Dataset entries:
● ● ●
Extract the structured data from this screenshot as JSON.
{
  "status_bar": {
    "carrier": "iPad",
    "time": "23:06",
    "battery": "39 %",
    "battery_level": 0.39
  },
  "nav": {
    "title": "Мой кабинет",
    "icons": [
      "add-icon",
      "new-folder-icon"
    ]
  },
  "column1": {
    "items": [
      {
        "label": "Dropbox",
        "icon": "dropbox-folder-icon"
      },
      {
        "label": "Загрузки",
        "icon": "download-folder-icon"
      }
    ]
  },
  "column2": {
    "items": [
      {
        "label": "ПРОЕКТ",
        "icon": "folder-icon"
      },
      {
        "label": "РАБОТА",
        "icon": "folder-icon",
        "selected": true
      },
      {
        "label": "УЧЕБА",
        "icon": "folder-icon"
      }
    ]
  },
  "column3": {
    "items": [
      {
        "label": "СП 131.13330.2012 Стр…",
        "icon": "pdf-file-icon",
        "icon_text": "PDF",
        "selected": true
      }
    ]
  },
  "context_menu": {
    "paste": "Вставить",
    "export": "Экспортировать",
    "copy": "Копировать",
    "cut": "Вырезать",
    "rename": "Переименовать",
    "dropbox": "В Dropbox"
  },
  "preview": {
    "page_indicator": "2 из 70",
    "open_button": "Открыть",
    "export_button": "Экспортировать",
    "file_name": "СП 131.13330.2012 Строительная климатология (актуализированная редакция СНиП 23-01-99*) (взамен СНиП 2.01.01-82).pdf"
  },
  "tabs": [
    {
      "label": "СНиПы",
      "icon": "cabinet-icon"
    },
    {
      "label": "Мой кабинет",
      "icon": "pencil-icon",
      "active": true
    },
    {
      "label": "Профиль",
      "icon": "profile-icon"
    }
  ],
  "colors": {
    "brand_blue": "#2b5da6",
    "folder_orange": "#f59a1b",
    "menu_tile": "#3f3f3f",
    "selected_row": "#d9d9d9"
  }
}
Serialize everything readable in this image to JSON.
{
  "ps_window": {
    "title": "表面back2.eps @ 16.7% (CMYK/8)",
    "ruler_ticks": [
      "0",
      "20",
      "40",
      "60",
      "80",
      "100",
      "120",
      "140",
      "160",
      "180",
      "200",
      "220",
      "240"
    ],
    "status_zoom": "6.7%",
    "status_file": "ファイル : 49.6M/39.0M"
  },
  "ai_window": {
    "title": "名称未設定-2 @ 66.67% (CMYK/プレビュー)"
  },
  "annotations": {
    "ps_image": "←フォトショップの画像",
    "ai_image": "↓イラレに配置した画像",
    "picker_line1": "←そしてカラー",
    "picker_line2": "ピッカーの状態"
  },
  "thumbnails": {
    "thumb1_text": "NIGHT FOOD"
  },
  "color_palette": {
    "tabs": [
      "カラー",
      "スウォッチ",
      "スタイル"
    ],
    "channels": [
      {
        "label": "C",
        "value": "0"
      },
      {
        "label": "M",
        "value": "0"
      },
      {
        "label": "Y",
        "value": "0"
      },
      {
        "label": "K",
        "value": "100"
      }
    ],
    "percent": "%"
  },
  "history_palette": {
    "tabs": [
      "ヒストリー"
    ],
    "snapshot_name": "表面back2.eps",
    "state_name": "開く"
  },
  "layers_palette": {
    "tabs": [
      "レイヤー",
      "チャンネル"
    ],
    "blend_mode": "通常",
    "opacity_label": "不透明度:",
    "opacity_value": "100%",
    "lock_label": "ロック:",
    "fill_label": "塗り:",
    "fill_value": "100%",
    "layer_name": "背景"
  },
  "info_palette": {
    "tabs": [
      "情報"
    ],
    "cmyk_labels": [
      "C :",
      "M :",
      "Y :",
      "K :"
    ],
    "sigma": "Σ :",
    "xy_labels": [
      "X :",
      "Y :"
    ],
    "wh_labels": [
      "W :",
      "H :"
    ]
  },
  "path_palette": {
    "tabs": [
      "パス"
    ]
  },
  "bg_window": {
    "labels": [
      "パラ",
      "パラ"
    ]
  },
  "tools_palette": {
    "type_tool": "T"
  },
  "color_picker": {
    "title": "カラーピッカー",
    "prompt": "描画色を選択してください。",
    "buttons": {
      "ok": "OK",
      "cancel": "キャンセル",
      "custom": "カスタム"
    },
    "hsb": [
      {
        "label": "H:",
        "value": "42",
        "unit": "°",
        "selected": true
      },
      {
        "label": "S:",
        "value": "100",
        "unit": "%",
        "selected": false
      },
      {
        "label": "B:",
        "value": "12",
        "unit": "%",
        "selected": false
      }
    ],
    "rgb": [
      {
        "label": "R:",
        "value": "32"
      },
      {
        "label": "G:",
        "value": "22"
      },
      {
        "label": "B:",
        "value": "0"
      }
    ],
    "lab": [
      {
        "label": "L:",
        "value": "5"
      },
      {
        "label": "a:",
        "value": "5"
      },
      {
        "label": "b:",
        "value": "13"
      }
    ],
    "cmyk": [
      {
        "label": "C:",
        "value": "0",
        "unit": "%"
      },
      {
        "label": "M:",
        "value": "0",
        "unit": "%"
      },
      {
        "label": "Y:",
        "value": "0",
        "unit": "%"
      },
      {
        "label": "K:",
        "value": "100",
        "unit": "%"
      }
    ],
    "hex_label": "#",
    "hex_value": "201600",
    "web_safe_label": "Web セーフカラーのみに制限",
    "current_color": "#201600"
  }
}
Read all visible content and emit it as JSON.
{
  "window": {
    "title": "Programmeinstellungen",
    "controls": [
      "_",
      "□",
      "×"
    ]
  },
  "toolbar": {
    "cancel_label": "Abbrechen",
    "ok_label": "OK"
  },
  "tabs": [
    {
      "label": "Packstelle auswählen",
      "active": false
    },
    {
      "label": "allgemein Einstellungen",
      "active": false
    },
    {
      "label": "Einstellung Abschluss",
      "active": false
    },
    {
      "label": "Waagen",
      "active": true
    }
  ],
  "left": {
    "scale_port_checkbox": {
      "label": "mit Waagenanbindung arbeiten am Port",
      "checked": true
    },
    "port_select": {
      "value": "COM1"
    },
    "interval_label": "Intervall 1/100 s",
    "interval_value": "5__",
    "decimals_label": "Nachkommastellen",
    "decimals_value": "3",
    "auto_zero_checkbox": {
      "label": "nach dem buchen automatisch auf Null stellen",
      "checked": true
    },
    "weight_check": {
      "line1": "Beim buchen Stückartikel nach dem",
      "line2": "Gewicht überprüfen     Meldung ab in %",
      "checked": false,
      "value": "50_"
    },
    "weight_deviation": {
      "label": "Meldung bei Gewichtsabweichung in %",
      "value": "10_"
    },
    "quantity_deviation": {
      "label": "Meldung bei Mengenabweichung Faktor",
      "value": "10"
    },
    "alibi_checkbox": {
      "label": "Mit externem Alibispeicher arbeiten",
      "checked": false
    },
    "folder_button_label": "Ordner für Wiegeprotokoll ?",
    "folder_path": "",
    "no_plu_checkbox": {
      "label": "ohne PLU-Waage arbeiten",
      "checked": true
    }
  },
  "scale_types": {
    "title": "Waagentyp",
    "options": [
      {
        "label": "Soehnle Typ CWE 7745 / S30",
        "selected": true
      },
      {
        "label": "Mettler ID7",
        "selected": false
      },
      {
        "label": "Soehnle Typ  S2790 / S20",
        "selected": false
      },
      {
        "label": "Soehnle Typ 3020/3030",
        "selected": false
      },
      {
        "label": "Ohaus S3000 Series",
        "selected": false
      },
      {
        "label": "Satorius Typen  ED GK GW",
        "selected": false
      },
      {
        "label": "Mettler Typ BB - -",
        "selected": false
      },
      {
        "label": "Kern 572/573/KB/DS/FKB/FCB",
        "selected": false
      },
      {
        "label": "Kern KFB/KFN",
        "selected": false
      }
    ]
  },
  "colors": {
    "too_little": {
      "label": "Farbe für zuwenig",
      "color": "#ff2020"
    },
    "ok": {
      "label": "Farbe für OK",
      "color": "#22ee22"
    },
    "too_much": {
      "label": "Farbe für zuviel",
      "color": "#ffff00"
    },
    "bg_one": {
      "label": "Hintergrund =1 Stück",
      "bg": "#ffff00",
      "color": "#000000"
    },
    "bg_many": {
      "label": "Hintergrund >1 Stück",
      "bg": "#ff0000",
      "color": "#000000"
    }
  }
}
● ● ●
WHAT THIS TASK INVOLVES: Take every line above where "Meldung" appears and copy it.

RESULT OF THE TASK:
      "line2": "Gewicht überprüfen     Meldung ab in %",
      "label": "Meldung bei Gewichtsabweichung in %",
      "label": "Meldung bei Mengenabweichung Faktor",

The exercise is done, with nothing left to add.